Making Sustainable Fuel from Plastic Grocery Bags

Plastic bags and gasoline are two products that environmentalists frequently urge the public to abandon for the sake of the planet. Scientists believe they have discovered a way to convert plastic bags into a more sustainable source of fuel. California State Polytechnic University researchers developed a method for chemically converting plastic waste into a diesel-like substance.

The researchers used catalytic pyrolysis to convert plastic waste into a valuable fuel source. They concentrated on recycling plastic and upgrading it into other products, as well as converting it to vapor with heat, which met a catalyst and transformed into the desired fuel-like product. This pyrolytic process converts primary organic waste into a long-lasting fuel or other valuable chemicals.

More than 300 million tons of plastic waste are produced each year, causing serious environmental issues due to the life cycle of plastic and the difficulty in eliminating it. According to estimates, humans generate approximately 300 million tons of plastic waste each year.

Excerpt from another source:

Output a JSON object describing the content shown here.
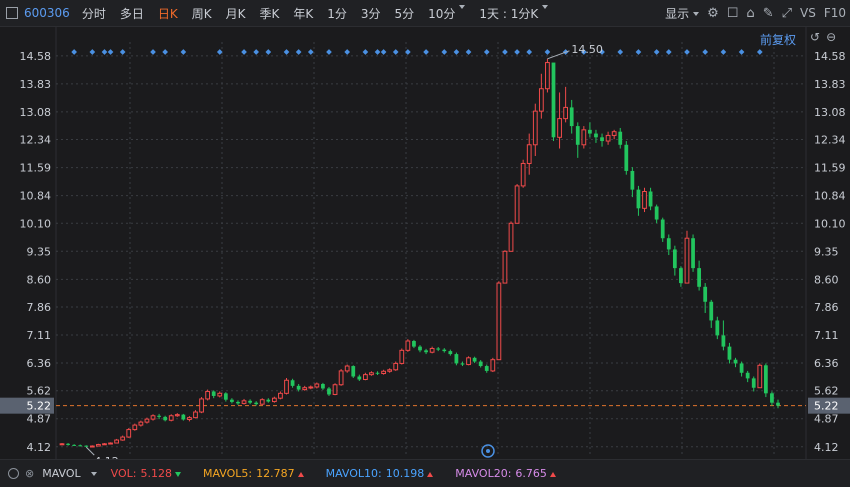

To make matters worse, the life cycle of plastic makes it difficult to remove these products from the environment once they enter landfills.

Many of these plastics eventually degrade into microplastics, which enter the ocean and other ecosystems. Fish and other animals then consume these particles, which have an impact on their own health and can even disrupt human health when people consume seafood and other products.

As a result, the majority of plastic waste ends up in a landfill or the ocean. Many plastics degrade into microplastics, which are consumed by fish and other marine life, wreaking havoc on marine ecosystems.

The catalyst is the innovative part of the experiment. The catalyst is critical to this specific pyrolysis process because it only requires one step to get to the desired fuel product at relatively low temperatures.

Mingheng Li

Researchers from California State Polytechnic University report in AIP Publishing’s Journal of Renewable and Sustainable Energy that they used catalytic pyrolysis to convert plastic waste into a valuable fuel source. The thermochemical decomposition of carbon-based matter in the absence of oxygen is known as pyrolysis.

Researchers concentrated on recycling plastic and upgrading it into other products, as well as converting it to vapor with heat, which met a catalyst and transformed into the desired fuel-like product. This pyrolytic process converts primary organic waste into a long-lasting fuel or other valuable chemicals.

Scientists developed their catalyst by immersing a zeolite substrate (a mineral) in a nickel and tungsten solution. The substance was then dried in an oven at over 900 degrees Fahrenheit. They used this catalyst in conjunction with a single-stage pyrolytic reactor operating at nearly 700 degrees Fahrenheit to degrade common plastic grocery bags.

Turning plastic grocery bags into sustainable fuel

“The catalyst is the innovative part of the experiment,” said author Mingheng Li. “The catalyst is critical to this specific pyrolysis process because it only requires one step to get to the desired fuel product at relatively low temperatures.”

The catalyst was created by immersing a zeolite substrate in an aqueous solution containing nickel and tungsten and drying it in a 500°C oven. The synthesized catalyst was combined with a lab-designed, single-stage pyrolytic reactor that ran at a set temperature of 360 C to degrade a mixture of plastic grocery bags.

The catalytic process used in this experiment on plastic waste could be used to convert other wastes, such as manure, municipal solid waste, and used engine oil, into usable energy products. “This pyrolysis process is a decisive step toward reducing reliance on fossil-based fuels,” Li said.

Using gas chromatographic analysis, the researchers discovered that the pyrolysis product was very similar to a standard diesel fuel product. Gas chromatography is a type of chromatography used in analytical chemistry for separating and analyzing compounds that can be vaporized without decomposition. The team will now work to explain the cracking mechanism that occurs on the catalyst’s surface. They will also try to optimize the production of diesel fuel from various mixed plastic wastes.

The facilities involved in the plastic-to-fuel transformation have the potential to create up to 39,000 new jobs and nearly $9 billion in economic output. This has the potential to boost our economy while also providing new ways to reuse plastic and save the environment.

This new method may also be less expensive than current recycling methods. Currently, it costs upwards of $4,000 to recycle one tonne of plastic bags; to avoid these high costs, many people burn plastic or dispose of it in landfills.